By Thai Newsroom Reporters
DEPUTY PRIME MINISTER WISSANU Krea-ngam said today (August 9) Prime Minister Prayut Chan-o-cha cannot be compared with the late statesman Prem Tinsulanonda as to whether the former may ever step down after eight years in power.
The deputy premier in charge of legal affairs was responding to Prayut’s critics calling for Prayut to follow in the footsteps of Prem, a former army chief who had “learned to get enough of politics” and called it quits in 1988 after he had run the country as unelected premier for eight years.
Nevertheless, Wissanu insisted that Prayut not be compared with Prem during whose time, he said, the constitution did not provide a maximum of years in power for head of government unlike the current charter which provides a maximum of eight years.
Prem encountered a couple of aborted coups during his eight-year time whereas Prayut himself successfully orchestrated a coup as army chief in 2014.
During a press conference at Government House yesterday, Prayut immediately walked away when asked by reporters whether he may consider following in the footsteps of the late statesman.
It remains to be seen whether the Constitutional Court might again lend Prayut a helping hand in an historic legal battle obliging them to pinpoint exactly when his eight years in power maximumly provided by law will have ended with respect to clauses in the current constitution.
Thammasat University law lecturer Prinya Taewanarumitkul remarked that a majority in the nine-judge Constitutional Court, most of whom were handpicked by the Prayut-led coup junta, might probably pass a ruling in favour of the unelected premier so that he could continue to rule until 2025 on account of a maximum eight years beginning in 2017, the year in which the constitution was promulgated with lasting effect for that matter.
Nevertheless, Prinya said, there would be no arguments among the “politically-influenced” judges over the fact that Prayut has begun to rule since 2014, the year in which he staged the coup and then named himself as head of a military-installed government whilst the constitution stipulates that one’s period of tenure as head of government be counted from the year in which he or she may have begun to run the country, either before, during or after the year of the charter’s promulgation.
The Thammasat law lecturer said the event in which the Pheu Thai-led opposition bloc will file a petition against Prayut with the Constitutional Court ahead of August 24, the date on which he was named prime minister in 2014 following the coup that year, could practically spare the judges some painstaking pressure which might otherwise prompt a court order for him to stop performing as head of government, pending a court ruling on the historic case.

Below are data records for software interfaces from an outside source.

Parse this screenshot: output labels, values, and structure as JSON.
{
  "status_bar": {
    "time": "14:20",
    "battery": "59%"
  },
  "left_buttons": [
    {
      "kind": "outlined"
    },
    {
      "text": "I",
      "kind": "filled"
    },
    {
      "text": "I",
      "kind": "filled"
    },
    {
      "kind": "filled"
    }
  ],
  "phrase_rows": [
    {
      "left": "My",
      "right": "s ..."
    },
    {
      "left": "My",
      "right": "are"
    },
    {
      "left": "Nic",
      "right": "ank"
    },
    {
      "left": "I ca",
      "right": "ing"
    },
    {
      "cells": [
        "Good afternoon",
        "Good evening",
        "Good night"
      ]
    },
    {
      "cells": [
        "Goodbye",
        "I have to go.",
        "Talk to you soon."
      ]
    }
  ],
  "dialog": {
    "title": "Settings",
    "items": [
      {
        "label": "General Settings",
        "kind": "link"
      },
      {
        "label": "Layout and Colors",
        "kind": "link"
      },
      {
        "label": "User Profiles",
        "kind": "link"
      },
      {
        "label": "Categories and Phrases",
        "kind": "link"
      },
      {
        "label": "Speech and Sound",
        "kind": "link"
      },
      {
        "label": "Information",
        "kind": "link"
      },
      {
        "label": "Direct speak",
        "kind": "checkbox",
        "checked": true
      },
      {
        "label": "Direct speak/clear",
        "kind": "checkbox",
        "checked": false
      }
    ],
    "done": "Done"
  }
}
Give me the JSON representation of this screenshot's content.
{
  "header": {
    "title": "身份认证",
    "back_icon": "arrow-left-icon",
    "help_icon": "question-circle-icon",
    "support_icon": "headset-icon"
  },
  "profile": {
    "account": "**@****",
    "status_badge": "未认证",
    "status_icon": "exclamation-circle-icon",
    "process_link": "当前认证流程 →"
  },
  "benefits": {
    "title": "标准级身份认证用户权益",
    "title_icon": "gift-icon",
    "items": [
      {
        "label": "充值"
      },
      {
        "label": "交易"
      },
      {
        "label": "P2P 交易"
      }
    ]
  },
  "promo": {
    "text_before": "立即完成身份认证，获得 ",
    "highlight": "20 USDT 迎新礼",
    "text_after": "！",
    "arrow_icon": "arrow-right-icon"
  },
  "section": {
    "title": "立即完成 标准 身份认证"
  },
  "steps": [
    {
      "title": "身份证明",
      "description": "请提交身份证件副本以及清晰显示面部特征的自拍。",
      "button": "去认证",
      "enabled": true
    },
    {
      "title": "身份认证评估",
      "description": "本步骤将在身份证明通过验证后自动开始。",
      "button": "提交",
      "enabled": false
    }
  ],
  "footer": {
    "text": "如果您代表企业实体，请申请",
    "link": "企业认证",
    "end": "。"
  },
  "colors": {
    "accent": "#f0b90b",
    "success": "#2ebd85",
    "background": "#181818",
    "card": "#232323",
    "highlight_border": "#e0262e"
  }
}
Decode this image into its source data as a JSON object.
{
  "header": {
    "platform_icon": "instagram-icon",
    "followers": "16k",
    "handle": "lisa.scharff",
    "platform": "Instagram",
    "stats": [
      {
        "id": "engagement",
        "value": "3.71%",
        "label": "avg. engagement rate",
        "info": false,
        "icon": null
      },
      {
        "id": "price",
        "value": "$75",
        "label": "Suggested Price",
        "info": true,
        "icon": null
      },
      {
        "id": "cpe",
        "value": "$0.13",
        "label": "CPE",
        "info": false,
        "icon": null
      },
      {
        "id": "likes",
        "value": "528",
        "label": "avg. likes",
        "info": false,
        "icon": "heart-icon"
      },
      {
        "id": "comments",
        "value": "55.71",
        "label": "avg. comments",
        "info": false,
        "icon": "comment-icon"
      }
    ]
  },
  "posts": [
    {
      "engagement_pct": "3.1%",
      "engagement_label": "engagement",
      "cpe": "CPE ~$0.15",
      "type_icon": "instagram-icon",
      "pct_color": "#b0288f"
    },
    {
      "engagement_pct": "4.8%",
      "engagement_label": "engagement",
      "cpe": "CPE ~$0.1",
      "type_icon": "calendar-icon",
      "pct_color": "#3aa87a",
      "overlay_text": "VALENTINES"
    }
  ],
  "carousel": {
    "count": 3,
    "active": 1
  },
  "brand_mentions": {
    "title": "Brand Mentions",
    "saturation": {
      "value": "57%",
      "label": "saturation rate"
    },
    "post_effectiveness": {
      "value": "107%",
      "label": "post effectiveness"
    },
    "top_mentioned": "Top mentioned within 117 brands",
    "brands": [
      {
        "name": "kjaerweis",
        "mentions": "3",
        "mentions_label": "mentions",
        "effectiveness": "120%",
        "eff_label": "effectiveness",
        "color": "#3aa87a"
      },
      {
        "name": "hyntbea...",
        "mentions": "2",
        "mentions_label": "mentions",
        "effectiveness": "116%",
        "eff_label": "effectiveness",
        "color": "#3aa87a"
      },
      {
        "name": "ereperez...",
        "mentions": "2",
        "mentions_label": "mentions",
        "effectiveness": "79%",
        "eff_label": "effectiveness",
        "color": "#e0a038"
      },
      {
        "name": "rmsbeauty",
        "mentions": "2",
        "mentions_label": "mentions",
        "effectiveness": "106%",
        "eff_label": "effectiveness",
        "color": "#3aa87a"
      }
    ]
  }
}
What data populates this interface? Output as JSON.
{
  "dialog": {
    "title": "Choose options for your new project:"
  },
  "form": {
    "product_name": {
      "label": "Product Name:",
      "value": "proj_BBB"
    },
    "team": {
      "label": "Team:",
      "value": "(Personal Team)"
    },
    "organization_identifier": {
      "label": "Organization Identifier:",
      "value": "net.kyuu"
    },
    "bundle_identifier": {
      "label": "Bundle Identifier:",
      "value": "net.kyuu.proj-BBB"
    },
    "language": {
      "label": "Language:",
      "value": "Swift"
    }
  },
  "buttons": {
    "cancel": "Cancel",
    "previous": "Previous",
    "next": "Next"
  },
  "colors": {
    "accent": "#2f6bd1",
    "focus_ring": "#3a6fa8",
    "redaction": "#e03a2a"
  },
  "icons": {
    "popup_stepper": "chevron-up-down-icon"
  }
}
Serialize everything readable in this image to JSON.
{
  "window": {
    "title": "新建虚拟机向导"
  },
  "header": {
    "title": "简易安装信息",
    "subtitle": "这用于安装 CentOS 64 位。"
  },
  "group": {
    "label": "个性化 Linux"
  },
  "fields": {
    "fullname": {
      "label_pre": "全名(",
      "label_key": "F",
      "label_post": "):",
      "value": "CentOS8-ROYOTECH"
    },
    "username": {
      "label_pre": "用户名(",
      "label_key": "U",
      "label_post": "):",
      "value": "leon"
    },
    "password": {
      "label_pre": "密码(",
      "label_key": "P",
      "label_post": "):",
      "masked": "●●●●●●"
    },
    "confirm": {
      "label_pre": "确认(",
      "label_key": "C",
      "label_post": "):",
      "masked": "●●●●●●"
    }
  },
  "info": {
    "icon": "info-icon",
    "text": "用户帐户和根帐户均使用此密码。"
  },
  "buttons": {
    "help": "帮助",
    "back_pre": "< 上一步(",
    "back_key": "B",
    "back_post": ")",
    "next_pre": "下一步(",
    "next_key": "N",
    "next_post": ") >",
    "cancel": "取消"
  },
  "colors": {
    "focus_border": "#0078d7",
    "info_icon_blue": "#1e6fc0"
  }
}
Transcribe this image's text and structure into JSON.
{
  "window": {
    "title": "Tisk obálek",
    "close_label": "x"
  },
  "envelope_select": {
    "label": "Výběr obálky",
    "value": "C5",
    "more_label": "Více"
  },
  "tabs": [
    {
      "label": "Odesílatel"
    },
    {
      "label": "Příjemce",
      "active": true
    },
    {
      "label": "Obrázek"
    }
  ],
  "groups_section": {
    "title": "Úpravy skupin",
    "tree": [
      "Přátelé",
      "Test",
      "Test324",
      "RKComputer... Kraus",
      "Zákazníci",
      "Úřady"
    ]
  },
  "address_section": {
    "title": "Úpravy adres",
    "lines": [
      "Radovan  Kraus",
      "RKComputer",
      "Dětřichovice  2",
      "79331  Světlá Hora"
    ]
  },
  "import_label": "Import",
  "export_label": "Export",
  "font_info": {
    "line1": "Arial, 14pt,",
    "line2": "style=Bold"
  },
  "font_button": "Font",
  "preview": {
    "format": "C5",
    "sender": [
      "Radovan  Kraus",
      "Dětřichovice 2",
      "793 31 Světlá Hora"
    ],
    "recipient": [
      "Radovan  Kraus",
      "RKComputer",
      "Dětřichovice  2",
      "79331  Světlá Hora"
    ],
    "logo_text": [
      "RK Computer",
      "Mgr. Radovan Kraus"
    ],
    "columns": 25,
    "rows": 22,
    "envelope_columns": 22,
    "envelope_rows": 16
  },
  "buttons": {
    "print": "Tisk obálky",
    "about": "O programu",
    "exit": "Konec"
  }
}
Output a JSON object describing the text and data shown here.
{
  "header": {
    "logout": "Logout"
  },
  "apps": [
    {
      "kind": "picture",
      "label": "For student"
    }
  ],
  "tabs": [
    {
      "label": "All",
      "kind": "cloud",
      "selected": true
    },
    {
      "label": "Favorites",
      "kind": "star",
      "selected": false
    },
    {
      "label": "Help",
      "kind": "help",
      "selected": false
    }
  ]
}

Top: Prime Minister Prayut Chan-o-cha, right, and late statesman Prem Tinsulanonda, left, and the two of them with some military officers, Front Page. Top photo: Matichon newspaper, Front Page photo: Naewna